Your instructions
Where "title" occurs in a line of the entries below, copy that line.

(Source data)

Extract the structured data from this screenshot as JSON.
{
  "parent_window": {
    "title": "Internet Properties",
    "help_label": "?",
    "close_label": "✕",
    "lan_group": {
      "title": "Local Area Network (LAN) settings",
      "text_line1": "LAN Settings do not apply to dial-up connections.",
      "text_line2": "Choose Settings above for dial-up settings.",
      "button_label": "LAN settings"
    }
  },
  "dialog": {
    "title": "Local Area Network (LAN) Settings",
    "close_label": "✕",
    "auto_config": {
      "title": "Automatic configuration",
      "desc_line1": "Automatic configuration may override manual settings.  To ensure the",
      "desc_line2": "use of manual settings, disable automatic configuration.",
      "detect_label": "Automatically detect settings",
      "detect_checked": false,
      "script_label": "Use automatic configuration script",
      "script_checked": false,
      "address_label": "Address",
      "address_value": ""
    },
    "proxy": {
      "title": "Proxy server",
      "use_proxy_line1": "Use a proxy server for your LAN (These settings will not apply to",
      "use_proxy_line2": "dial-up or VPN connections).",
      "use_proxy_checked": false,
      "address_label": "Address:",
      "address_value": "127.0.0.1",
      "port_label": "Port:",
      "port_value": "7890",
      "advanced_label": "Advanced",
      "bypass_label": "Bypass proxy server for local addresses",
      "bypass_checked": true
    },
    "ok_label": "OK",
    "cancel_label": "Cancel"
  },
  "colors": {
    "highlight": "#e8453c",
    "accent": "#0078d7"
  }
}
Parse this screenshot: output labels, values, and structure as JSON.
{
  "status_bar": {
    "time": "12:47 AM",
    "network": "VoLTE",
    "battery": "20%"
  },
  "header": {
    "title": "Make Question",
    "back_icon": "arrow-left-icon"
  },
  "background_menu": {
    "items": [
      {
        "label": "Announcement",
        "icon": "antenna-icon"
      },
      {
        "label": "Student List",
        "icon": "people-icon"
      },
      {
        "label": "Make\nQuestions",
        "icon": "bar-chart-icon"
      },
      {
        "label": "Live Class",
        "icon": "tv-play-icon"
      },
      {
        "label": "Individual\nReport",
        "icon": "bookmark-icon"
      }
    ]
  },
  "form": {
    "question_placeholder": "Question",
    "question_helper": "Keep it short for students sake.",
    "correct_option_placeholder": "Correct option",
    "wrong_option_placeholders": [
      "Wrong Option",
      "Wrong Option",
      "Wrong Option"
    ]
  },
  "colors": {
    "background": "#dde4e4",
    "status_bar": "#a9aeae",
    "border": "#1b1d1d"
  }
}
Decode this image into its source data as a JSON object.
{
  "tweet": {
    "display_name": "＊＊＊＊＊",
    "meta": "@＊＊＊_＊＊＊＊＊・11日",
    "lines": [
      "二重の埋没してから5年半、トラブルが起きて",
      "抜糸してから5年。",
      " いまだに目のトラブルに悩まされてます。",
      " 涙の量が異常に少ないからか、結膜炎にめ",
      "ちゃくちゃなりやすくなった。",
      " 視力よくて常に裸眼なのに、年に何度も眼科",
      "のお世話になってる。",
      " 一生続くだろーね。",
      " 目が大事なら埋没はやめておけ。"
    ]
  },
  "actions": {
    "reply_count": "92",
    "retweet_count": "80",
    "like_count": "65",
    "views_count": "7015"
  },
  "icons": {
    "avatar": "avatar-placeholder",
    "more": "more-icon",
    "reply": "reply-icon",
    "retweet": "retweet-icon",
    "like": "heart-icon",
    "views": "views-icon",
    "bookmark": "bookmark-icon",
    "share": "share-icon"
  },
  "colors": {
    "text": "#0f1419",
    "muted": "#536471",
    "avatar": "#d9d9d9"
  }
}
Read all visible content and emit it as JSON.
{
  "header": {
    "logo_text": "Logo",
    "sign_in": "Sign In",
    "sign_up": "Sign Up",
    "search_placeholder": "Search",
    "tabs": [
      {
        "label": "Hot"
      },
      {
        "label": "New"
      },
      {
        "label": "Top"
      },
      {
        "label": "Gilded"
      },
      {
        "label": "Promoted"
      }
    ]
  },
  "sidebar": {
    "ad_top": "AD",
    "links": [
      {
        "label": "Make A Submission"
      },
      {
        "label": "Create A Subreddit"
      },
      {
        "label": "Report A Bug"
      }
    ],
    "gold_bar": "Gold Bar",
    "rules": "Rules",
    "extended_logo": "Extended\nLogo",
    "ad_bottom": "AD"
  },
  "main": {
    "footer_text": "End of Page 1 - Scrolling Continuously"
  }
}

Answer to this exercise
    "title": "Internet Properties",
      "title": "Local Area Network (LAN) settings",
    "title": "Local Area Network (LAN) Settings",
      "title": "Automatic configuration",
      "title": "Proxy server",
    "title": "Make Question",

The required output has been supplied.